Quite a number of those who have test driven the car have expressed amazement at the potency of the V6 and the speed at which the RS4 accelerates, with one enthusiast at stating:
“Aside from the fact that it has been downsized from a V8 to a 2.9-litre twin-turbo V6, Audi’s RS 4 has already proven to be one of the fastest vehicles the current market has to offer. Admittedly, I wasn’t expecting Audi to surpass its predecessors, but here we are, and it actually happened.”
Fortunately, the new RS4 has the handling chops to match its speed. Despite a not-so-svelte curb weight of 3,946 pounds (1,790 kg), it is expected to deliver clinical precision around the corners even with its standard suspension and 19-inch wheels. Buyers can opt for twenty-inch wheels, a mode-adjustable suspension, dynamic steering, and ceramic brakes for an even more smile-inducing level of performance.

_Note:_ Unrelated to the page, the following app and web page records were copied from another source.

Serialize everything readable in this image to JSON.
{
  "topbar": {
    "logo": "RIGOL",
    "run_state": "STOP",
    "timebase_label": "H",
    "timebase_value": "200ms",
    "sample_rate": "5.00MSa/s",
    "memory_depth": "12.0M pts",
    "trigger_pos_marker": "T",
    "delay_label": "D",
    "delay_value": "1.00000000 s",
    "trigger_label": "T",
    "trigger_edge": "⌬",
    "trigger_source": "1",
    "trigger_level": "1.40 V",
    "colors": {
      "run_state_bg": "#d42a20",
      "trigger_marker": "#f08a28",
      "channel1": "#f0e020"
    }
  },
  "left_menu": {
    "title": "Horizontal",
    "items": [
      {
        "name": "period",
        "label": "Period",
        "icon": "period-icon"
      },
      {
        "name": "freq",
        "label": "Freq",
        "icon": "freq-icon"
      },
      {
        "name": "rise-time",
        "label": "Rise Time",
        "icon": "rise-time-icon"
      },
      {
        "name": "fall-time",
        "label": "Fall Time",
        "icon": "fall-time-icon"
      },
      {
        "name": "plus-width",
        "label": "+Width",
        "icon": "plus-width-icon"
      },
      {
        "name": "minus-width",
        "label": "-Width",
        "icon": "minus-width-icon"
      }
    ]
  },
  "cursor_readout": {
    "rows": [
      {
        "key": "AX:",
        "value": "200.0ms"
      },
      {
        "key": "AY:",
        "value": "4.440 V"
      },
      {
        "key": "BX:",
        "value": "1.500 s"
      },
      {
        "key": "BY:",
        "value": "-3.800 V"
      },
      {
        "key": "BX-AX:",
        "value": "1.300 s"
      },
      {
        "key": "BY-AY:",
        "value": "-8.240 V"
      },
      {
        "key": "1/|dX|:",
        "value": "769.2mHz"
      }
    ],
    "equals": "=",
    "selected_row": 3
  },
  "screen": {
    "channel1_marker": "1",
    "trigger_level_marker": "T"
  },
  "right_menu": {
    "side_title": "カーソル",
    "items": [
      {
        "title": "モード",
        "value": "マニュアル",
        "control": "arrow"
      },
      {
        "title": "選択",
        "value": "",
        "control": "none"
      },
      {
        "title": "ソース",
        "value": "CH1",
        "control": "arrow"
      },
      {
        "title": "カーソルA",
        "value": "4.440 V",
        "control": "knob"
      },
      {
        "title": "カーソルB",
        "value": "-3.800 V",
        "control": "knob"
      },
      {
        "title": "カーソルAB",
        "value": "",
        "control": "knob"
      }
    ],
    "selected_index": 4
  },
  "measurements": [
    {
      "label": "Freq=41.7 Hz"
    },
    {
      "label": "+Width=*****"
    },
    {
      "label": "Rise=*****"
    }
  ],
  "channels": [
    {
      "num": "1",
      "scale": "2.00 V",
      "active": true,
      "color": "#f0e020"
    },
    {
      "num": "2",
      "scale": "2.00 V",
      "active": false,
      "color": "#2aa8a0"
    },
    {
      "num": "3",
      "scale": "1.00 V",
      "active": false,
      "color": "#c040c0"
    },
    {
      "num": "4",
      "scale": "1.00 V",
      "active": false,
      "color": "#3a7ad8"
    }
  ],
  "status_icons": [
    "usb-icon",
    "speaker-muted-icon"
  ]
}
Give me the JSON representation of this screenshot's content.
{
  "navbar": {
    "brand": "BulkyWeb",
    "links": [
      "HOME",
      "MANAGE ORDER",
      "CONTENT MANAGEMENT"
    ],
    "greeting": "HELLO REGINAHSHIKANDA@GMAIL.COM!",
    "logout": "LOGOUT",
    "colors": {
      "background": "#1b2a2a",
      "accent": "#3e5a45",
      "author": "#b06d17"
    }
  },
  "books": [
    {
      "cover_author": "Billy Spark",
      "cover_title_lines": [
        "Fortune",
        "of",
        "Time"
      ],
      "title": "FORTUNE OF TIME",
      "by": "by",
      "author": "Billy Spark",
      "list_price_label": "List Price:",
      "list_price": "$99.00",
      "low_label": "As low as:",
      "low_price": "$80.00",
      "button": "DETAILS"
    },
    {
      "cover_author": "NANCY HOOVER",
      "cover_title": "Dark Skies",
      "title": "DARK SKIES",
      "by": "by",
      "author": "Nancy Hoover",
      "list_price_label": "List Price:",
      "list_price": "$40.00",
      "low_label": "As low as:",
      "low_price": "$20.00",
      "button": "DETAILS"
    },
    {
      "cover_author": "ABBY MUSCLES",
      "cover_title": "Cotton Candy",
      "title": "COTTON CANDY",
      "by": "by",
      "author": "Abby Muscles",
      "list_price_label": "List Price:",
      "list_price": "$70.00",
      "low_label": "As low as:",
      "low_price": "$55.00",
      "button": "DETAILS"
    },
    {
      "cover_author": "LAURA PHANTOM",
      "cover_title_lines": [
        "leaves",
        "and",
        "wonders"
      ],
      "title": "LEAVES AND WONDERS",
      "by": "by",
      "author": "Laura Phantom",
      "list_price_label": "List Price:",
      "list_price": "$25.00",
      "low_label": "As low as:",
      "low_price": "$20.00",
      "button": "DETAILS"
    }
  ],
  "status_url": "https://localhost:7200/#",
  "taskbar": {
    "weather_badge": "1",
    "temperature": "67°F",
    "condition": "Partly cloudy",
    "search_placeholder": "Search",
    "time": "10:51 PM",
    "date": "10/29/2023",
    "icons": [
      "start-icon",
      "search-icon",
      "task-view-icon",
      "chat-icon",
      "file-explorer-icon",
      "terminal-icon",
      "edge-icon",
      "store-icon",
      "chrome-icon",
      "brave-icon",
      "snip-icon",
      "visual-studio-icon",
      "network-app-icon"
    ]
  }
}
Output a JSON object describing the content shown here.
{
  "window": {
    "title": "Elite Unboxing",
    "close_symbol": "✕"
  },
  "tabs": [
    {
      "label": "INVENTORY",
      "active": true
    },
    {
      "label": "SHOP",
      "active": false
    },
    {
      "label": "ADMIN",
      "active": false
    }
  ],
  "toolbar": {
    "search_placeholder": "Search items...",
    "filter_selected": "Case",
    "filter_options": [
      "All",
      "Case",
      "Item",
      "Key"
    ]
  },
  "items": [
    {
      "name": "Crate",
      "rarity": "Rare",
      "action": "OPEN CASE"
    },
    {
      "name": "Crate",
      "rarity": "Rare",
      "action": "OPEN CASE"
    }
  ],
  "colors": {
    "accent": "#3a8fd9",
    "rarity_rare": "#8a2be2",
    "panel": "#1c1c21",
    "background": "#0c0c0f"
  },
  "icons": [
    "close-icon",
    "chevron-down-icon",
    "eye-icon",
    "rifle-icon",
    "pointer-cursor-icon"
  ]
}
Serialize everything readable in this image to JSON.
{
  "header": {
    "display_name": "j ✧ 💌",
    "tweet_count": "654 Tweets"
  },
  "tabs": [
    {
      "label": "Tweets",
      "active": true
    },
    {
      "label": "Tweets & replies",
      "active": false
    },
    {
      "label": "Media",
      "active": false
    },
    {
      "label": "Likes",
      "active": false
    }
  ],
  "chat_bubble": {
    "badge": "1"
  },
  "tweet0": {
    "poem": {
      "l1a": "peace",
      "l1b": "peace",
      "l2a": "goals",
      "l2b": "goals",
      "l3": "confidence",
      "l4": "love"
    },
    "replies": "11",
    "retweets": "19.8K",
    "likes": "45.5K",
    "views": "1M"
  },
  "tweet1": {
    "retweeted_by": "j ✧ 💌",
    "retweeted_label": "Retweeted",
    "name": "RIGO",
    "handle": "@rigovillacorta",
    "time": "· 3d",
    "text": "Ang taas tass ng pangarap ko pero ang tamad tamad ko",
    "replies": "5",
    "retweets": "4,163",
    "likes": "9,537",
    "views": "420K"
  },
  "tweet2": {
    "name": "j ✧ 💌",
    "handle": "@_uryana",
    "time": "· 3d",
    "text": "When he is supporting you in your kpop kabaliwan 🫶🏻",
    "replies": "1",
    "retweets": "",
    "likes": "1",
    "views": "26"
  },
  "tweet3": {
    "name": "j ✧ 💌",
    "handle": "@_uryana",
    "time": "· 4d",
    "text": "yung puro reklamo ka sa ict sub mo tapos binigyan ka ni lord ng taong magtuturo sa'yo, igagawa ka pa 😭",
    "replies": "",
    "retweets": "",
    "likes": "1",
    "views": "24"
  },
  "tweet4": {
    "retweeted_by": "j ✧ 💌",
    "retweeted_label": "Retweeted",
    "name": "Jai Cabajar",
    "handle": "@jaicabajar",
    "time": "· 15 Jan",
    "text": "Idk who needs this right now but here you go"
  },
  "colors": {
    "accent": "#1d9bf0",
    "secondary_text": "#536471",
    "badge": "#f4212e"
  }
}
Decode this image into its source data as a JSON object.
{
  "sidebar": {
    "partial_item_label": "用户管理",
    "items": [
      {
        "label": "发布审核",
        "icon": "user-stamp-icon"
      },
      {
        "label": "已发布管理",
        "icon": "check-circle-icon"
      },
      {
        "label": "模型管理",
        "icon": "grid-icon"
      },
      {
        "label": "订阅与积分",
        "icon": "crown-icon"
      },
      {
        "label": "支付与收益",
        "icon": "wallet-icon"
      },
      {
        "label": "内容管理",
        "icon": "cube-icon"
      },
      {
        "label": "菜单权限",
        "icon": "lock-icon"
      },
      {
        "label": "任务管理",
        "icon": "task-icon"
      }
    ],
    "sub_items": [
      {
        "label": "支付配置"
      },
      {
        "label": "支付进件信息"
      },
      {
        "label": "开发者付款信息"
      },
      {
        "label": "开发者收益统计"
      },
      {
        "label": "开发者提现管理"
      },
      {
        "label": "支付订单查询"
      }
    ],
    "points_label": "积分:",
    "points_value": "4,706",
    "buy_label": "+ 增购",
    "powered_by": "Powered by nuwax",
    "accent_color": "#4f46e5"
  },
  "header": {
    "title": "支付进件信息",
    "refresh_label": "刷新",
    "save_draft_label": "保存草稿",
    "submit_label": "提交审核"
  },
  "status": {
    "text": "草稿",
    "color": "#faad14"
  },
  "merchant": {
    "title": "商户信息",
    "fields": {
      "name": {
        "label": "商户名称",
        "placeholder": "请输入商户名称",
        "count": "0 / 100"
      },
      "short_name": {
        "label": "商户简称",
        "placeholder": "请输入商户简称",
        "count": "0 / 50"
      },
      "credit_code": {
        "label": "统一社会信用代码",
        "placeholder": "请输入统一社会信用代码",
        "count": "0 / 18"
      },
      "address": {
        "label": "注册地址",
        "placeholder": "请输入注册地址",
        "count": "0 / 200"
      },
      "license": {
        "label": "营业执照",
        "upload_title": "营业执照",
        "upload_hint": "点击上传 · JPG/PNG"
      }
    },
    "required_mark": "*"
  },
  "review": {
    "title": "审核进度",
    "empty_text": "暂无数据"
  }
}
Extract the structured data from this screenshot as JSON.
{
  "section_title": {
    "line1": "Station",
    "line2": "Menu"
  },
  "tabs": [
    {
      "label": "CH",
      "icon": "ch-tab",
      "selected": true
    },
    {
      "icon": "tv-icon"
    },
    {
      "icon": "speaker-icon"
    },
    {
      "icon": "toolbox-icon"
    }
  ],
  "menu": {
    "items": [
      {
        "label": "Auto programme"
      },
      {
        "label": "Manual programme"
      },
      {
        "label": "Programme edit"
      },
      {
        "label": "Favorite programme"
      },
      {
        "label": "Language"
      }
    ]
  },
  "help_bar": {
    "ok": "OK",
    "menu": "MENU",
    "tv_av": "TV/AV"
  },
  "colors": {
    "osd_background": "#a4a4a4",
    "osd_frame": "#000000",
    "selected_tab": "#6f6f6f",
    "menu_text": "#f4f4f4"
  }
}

The new RS4 is visually differentiated from its lesser siblings with blistered fenders inspired by those of the original Quattro making it 1.2 inches wider front and rear, a rear diffuser, a roof spoiler, and two large oval tailpipes. The options list includes a Nogaro Blue exterior color that evokes the classic RS2 Avant.
The interior is the very definition of darkness, with RS-specific gauges and carbon trim with aluminum contrast elements brightening things up a tad bit.
While not entirely ruled out, the new Audi RS4 Avant isn’t likely to come to North America. It has a starting price of €79,800 (~ $95,674) in Germany, and £61,625 (~ $81,235) in the United Kingdom.
You Can Now Have Amazon Music In Your Audi
Audi has added Amazon Music connectivity in some of its 2017 and 2018 models, notably the A3, A4, A4 allroad, Audi Q7, R8, TT and 2018 models of the Audi Q5 and A5
Users can stream Amazon Music Unlimited and Prime Music via the German automaker’s MMI system and MMI connect mobile application, giving you access to up to 40 million songs.
The driver uses the interface to make song selections, scroll through the playlists and stations, browse new releases and charts and search the music library.
Those with an active Audi Connect Prime subscription can also get remote vehicle services with their Audi connect mobile application, including Speed, Curfew and Valet Alerts, as well as remote lock and unlock capability and online car finder.
No more having to use Bluetooth or USB connections, which are becoming relics by the day.
Is Alexa voice controls next to come to cars?